Multicausal Nature of Cancer
With several dividing cells in the organism and the various proto-oncogenes and tumor suppressor genes that can be changed to cause cancer. one might expect cancer to be a more common event than it is. Several biologists believe that probably our/body has many initiated cells acquired throughout our life time but the several defense mechanisms of the body destroy them before they can cause cancer. Increasing proof now suggests that any single mutation in a cell is never by itself enough to cause cancer. Just only when a single cell suffers several sequential mutations does it lastly lose its regulation over its cell cycle and a fully fledged cancer results. One of the diseases which explains this concept is colorectal cancer. Primarily, in normal epithelium a suppressor gene on chromosome 5 is inactivated or lost. Next comes hypomethylation of DNA that is followed by mutation of ras proto-oncogene.

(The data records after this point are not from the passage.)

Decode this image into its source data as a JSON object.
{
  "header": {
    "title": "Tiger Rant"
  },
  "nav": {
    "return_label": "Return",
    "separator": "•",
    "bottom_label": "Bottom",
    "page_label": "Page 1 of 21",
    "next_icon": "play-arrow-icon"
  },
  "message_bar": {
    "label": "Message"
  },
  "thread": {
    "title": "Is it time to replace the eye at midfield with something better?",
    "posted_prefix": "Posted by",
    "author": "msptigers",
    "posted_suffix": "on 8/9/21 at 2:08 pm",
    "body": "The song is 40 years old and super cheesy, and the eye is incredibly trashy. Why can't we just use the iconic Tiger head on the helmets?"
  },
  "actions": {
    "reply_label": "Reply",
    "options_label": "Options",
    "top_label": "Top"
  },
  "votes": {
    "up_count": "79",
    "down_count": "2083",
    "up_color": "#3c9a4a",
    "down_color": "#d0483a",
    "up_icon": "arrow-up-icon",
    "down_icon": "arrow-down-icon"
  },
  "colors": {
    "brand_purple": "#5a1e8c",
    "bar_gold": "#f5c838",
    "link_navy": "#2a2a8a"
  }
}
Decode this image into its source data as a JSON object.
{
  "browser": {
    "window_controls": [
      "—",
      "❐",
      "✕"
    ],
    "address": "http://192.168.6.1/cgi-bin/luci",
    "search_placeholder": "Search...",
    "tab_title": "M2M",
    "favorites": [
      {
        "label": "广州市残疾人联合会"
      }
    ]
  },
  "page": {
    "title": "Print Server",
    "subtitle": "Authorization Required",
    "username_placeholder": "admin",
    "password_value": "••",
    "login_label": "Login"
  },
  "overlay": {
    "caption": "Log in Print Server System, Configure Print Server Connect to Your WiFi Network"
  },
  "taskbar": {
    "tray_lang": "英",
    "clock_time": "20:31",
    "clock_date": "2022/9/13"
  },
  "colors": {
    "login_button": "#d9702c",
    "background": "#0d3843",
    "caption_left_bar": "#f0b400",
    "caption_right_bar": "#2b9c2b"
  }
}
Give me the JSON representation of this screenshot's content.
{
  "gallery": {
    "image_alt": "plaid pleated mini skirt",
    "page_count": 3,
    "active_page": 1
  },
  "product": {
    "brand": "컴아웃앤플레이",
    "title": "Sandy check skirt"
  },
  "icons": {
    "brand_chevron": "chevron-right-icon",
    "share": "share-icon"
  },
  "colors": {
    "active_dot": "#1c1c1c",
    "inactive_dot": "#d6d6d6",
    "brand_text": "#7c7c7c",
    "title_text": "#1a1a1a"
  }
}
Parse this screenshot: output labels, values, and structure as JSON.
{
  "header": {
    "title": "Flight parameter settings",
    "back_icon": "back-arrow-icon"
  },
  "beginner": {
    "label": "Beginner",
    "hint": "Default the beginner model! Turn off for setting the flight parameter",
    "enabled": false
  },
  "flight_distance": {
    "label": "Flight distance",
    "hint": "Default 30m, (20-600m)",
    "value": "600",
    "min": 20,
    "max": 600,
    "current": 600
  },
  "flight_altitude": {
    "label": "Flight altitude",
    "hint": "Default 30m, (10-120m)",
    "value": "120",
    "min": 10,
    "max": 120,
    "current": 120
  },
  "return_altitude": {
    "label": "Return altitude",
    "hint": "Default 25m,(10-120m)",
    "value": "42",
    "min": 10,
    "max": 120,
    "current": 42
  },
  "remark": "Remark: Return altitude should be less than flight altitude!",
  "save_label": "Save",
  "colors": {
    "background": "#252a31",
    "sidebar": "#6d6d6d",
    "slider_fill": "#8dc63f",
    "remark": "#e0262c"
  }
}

The losses of chromosomes 18 and 17 whole the transformation into a cancer cell. Further chromosome losses give the tumor the ability to form metastases. More and more research is being done on what in fact activates or turns on the genes in tumor cells and the role that individual oncogenes play in making the cells cancerous. By comparing DNA sequences of known oncogenes along with genes for cell growth and growth receptors, investigators have begun to identify key genes. For instance, an oncogenes has been found to correspond to the gene that functions as a growth factor in the healing of wounds. The invention of newer oncogenes is leading towards a better understanding of normal cell growth pathways and as well the-role of proto-oncogenes in development processes. The current efforts in prevention and treatment of cancers are characterized via a multidisciplinary approach. Early detection and characterization of the tumor is an important prerequisite for effective treatment. Understanding the cellular and molecular aspects of growth, differentiation and neoplastic change will provide clues to development of effective drugs for treatment. The combined efforts of developmental biologists and medical scientists can eventually lead to alleviation of human suffering from the disease.